for the entertainment of the common and ordinary variety of fanatic. A few years back when some daring promoters leased the Cubs' park and hired ex-collegiate stars, the recognized authorities of football let loose the loud hoot. Motions were passed by the Big Ten conference that officials who judged plays in unauthorized games (the conference being the only "authorized" brand that the conference recognized) could not do business with the conference. Also a resolution was adopted that former college stars who played the pro brand must return their letters, earned honestly in competition for their alma mater. Just how a man could value a letter ahead of $250 or $300 a week was not apparent, but the faculty committees seemed to think the main object would be apparent. Lads have been known to work their way through institutions of leading by attending morning devotions and afternoon football practice - and this is said with no particular or personal reference to any members of the Big Ten. Pillow peeping was popular in some larger universities long before the Black Sox ever looked beneath the bolster. Everybody knows that...8,000 AT STALEYS' GAME: However, getting back to the original subject - professional football in Chicago had a hard struggle. Last Sunday the Staleys and Cleveland played to at least 8,200 paid admissions on the first chilly Sunday of the early winter. The spectators were rewarded with a sharp snappy interesting contest. This Sunday the Staleys play the Green Bay Packers and it is said that the Badger town will send a rooting delegation of 500 fans headed by a forty piece band. Having had a more or less extended experience with crowds, we stood at the gate and watched the Sunday fans assemble. A half hour before the game came two Illinois alumni, who sat in seats opposite to Sam Hall and us on a special train going to Urbana a week ago Sunday. Other persons with more or less of the alphabet strolled in, but the main mass consisted of young men from 18 to 26 years of age, whose appearance did not denote any extended attendance at institutions of learning. They were of what is called the hoi polloi. There is a reason for this. Football has an urge, but it is almost impossible for the so-called "common folks" to obtain tickets for the big college games. The ducats are issued first to the alumni and the undergraduates and the public gets the leavings. By the time the home students, and the visitors are accommodated the remainder is exceedingly skimp and undesirable...TOUGH ON THE FAN: Hence, the ordinary fan is left out in the cold. If he has read the newspapers and has accumulated a thirst for football he can quench the same only on the professional field. The professionals, by the way, play a wonderful brand of football. They are the pick of many universities. By comparison it is as if the major leagues would select two teams on all-star men from the American and National and match them. The pros, regardless of their physical condition, are more mature, they are all experts - stars in their own right. Hence, the fans seem something worthwhile. To be sure, the college games have cheerleaders and bands and the general spectacle, but that does not appeal so strongly to a mere sport lover whose chief interest is in the contest. Professional football is here to stay. The public likes it and what the public likes, it buys.

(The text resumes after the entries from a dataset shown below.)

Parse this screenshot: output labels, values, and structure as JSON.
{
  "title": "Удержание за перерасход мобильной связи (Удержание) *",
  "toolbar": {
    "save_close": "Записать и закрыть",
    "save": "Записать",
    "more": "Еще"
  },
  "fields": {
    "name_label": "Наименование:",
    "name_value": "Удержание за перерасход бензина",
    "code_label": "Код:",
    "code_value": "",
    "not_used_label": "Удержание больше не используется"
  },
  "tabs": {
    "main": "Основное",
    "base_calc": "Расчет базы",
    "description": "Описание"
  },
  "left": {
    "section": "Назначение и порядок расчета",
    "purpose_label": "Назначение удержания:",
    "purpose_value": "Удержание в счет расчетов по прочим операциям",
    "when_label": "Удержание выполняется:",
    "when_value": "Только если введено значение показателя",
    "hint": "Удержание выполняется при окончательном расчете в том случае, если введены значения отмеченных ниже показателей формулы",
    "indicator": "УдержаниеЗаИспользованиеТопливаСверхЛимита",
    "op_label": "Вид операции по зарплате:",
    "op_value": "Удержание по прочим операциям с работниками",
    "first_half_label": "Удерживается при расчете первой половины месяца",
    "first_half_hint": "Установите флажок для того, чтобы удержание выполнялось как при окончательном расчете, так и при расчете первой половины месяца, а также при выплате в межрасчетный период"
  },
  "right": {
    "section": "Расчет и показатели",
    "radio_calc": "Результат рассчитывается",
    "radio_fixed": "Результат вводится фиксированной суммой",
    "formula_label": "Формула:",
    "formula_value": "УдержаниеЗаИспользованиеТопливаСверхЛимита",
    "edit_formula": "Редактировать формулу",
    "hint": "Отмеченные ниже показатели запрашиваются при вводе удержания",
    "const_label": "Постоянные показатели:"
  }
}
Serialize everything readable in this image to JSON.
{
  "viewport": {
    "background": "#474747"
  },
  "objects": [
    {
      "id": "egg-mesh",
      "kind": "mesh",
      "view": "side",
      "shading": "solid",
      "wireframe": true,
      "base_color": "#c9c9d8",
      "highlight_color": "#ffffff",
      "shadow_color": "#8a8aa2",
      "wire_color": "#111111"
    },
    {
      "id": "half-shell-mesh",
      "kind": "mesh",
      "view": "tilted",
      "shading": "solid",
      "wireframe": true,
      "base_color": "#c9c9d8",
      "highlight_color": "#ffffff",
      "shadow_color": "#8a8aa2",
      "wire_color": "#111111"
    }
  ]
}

PROFESSIONAL FOOTBALL IS MAKING A BIT HIT WITH FANS IN CHICAGO; RECORD CROWDS
NOVEMBER 23 (Chicago-Green Bay Press-Gazette) - Professional football is here to stay. That fact has been demonstrated in Chicago during the last few weeks when really worthwhile attractions were presented